Being your own boss is a freedom which leads many into the contracting business. With less legislative requirements then operating via a limited company, often being a sole trader is a more hassle-free option, however, it also generally means less take home pay than a limited company contractor as it can be less tax efficient. If you have decided that the sole trader route is right for you, we have provided you with a brief guide on how to make it happen;
- Register as a sole trader with HMRC in order to be considered self-employed. You can do it yourself but we also offer free set up as a sole trader for our clients so you can be safe in the knowledge that all the boxes are ticked.

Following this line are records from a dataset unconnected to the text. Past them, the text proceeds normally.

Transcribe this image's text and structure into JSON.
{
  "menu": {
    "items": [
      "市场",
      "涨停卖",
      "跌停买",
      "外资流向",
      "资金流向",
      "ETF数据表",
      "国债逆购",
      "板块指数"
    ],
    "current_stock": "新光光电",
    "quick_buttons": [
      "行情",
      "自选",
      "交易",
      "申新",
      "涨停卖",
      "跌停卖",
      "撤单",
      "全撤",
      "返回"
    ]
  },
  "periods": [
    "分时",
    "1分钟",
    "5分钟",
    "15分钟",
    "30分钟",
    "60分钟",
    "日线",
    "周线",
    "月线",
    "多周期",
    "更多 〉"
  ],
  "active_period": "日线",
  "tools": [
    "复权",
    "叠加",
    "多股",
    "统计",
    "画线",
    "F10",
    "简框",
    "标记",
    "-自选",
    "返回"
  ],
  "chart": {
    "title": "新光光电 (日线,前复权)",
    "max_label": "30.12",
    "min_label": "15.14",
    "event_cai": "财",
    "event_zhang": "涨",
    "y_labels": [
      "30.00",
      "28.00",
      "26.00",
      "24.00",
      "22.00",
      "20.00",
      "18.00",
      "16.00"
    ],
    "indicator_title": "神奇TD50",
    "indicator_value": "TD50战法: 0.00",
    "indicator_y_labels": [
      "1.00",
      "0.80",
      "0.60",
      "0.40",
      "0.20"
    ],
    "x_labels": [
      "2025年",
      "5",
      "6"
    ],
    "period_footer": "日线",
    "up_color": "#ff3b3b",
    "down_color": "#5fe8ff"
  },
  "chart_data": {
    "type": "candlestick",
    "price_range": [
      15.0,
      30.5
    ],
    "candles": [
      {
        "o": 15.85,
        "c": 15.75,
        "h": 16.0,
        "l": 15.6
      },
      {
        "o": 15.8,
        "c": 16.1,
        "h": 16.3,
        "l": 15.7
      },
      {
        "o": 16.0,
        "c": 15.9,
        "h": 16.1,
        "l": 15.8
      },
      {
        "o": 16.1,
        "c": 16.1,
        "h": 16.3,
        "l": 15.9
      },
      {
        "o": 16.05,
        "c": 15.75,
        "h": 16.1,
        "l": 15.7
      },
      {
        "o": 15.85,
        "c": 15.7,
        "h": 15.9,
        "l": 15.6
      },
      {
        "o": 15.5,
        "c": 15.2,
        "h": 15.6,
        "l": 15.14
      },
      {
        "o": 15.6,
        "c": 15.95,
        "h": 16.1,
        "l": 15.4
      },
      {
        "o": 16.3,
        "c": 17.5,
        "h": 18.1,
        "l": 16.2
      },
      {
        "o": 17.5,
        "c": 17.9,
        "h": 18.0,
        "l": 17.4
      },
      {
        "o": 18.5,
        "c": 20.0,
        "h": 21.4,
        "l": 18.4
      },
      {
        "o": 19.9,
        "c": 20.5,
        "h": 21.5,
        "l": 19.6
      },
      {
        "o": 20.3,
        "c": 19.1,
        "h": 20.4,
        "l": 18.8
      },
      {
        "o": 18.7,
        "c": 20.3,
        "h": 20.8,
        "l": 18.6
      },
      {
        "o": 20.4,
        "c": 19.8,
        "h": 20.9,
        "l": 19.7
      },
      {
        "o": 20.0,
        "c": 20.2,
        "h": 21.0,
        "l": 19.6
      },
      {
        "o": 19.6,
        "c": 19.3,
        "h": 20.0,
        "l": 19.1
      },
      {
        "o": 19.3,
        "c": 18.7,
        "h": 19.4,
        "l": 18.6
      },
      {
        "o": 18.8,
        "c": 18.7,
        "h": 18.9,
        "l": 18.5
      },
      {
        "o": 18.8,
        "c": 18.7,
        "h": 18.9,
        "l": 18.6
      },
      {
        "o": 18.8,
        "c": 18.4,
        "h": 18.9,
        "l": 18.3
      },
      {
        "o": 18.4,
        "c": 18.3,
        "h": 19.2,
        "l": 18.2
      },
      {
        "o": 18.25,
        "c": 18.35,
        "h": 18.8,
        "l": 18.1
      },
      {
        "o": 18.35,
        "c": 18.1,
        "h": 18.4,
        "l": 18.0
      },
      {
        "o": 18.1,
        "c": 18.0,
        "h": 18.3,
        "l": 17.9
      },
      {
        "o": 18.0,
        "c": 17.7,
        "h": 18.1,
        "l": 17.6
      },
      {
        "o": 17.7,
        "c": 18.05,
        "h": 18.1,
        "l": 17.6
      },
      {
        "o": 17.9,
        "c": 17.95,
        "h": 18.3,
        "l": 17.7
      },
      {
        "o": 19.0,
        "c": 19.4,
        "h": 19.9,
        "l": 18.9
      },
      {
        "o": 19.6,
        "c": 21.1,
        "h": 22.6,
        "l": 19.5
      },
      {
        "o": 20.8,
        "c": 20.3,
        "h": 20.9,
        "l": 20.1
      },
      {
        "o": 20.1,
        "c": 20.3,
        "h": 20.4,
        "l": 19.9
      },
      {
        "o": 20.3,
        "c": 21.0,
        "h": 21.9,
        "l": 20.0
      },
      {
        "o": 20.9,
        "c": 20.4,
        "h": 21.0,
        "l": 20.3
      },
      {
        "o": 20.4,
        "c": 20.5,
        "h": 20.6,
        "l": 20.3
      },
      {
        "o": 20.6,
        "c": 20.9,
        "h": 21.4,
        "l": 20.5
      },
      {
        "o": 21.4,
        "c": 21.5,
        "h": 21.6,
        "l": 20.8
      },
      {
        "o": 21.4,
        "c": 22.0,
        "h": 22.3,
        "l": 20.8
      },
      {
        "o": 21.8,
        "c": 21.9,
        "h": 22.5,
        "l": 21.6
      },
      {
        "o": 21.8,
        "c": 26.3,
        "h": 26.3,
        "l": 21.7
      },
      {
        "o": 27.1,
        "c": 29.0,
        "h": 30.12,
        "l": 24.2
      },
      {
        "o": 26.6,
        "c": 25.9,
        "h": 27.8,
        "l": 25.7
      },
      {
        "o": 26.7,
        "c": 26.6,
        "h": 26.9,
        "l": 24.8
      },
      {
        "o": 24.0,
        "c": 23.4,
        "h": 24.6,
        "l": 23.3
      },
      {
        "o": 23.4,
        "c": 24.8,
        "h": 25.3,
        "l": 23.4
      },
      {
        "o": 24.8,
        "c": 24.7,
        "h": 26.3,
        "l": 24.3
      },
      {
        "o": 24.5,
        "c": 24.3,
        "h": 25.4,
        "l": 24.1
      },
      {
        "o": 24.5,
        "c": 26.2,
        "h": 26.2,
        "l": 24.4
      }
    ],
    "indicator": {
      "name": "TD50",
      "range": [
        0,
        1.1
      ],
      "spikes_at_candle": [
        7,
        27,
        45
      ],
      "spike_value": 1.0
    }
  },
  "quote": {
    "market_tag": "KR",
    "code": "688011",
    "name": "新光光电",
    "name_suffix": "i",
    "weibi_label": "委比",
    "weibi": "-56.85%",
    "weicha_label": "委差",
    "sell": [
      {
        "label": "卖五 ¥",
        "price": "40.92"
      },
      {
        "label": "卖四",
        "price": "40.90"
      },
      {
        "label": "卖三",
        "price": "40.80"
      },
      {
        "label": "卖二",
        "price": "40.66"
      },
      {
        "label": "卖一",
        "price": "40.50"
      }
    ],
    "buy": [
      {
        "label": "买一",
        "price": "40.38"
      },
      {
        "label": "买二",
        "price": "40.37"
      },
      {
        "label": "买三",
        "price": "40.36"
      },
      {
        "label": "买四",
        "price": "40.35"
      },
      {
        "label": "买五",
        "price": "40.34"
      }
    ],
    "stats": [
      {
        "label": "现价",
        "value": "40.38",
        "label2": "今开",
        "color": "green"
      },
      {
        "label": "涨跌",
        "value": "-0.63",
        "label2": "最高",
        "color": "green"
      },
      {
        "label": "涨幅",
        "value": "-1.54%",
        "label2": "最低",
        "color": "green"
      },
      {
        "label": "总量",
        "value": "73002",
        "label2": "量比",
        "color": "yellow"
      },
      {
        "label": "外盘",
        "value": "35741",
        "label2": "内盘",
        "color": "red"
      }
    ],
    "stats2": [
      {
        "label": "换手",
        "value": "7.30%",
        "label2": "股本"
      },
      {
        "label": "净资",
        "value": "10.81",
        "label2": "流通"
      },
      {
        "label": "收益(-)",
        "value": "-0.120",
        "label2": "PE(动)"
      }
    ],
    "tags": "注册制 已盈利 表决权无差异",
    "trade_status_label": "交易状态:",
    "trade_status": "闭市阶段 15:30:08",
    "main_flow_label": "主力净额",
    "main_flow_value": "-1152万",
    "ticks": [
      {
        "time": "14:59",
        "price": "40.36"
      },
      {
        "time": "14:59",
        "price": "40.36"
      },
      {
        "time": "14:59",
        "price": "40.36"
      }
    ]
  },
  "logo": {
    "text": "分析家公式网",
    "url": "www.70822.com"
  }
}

- Set yourself up for Class 2 National Insurance Contributions. This can be set up as monthly or 6 monthly contributions via direct debit.
- Set up a separate bank account for business use. This is not a legal requirement, however, is important to ensure your accounts do not get confused with your personal ones. It does not have to be a business account, but can be an unused personal account (excludes ISAs).

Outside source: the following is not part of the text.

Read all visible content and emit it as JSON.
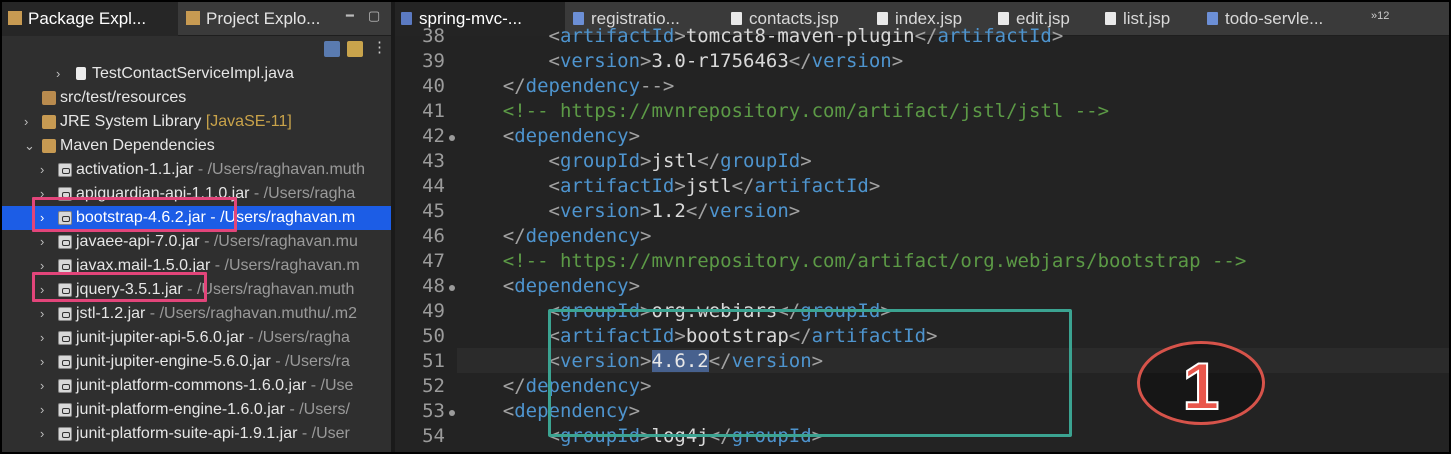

- You may require business insurances as part of your contract, although these are recommended regardless of contractual requirements. Professional Indemnity and Public Liability insurances are the most common.
- You may wish to consider maintaining a PAYE position either full or part time whilst getting your business off the ground. Assess your financials before quitting entirely.
- You are going to need to start selling yourself as a business in order to get some clients. You may wish to consider having some professional business cards printed, a simple website set up, joining LinkedIn and attending networking events. You will need to maintain presence on and offline for effective marketing.
- Once you have started trading, have made your first expense or need to raise an invoice, for example, you will need to start keeping accurate records of your accounts, in order to avoid a lot of hassle when you need to submit your accounts to HMRC. This is where you may wish to find a suitable accountant or, should you be more inclined to do it yourself, use a book keeping software such as FreeAgent.
- When you start trading full time, you will need to consider financial planning. Without employment, you will need to take extra consideration to potential unforeseen circumstances, such as having an accident. You might want to consider life and critical illness insurance or medical and health protection for should the worst happen.
All you will need to do now, is ensure you submit your Personal Tax Return at the end of the year, but your accountant can do that for you, so you’re ready to start trading.
What Legal Issues Might Contractors Face?
From tax investigations to client disputes and defamation
Does Length Of Contract Impact Your IR35 Status?
Should contractors be wary about working for a client over a long period of time?
What Do Our Contractor Accountancy Packages Include?
All your accountancy needs and more, for one fixed fee.